A high publication rate should be regarded as an indication of poor authorship practices and should be discounted when evaluating track record, argues a researcher in the MJA.
Writing in a reflections letter to the journal mental health researcher Professor Anthony Jorm from the University of Melbourne acknowledges that medical research was a competitive business that required strong performance indicators — often in the form of publications and citations — in order to survive.
However, some authors were claiming authorship on an “extraordinary” number of publications, he noted. For instance, a search of highly cited researchers found a median number of 32 papers per year, with eight individuals having authored more than 50 publications per year.
“I question whether it is possible to meaningfully participate as an author on one or more publications per week” he wrote.
Producing an “implausibly large” number of publications per year should be regarded negatively by grant review, Jorm proposes.
Employing institutions should also do spot audits on staff, similar to what occurs with medical overservicing.
Lastly journals could do more to check the role of authors in producing a publication, he suggests.
“If action is not taken on this issue… we are in danger of seeing an escalation of implausible authorship claims as researchers compete with each other for scarce resources” he concluded.

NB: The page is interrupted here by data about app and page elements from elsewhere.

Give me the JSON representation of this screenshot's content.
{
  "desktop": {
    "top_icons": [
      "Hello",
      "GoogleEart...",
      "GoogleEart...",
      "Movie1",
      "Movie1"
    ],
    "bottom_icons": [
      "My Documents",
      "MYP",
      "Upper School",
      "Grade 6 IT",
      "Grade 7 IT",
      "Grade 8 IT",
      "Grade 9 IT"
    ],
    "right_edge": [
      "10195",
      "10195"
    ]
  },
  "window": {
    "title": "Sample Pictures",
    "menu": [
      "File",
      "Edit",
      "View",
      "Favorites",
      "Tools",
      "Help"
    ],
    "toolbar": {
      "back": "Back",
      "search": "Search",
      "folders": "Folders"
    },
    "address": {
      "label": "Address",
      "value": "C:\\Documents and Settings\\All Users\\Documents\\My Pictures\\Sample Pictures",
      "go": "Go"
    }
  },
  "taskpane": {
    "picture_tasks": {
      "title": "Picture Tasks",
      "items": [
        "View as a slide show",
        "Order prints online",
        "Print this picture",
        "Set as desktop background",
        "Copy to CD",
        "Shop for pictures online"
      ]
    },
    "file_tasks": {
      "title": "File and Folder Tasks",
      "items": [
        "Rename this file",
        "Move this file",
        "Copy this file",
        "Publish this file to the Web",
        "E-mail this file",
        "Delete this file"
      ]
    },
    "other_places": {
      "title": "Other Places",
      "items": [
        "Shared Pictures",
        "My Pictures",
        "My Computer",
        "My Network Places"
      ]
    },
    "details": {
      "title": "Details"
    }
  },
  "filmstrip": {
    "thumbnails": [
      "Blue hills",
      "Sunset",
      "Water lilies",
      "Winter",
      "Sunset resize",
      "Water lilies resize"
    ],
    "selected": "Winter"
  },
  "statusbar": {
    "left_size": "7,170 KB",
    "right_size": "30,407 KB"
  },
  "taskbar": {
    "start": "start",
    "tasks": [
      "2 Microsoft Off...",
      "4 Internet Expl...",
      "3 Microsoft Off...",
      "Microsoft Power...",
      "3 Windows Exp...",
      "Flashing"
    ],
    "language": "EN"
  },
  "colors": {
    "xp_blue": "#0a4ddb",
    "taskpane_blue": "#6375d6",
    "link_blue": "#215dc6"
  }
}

Jorm is supported by an NHMRC Senior Principal Research Fellowship and authored 36 articles in 2014.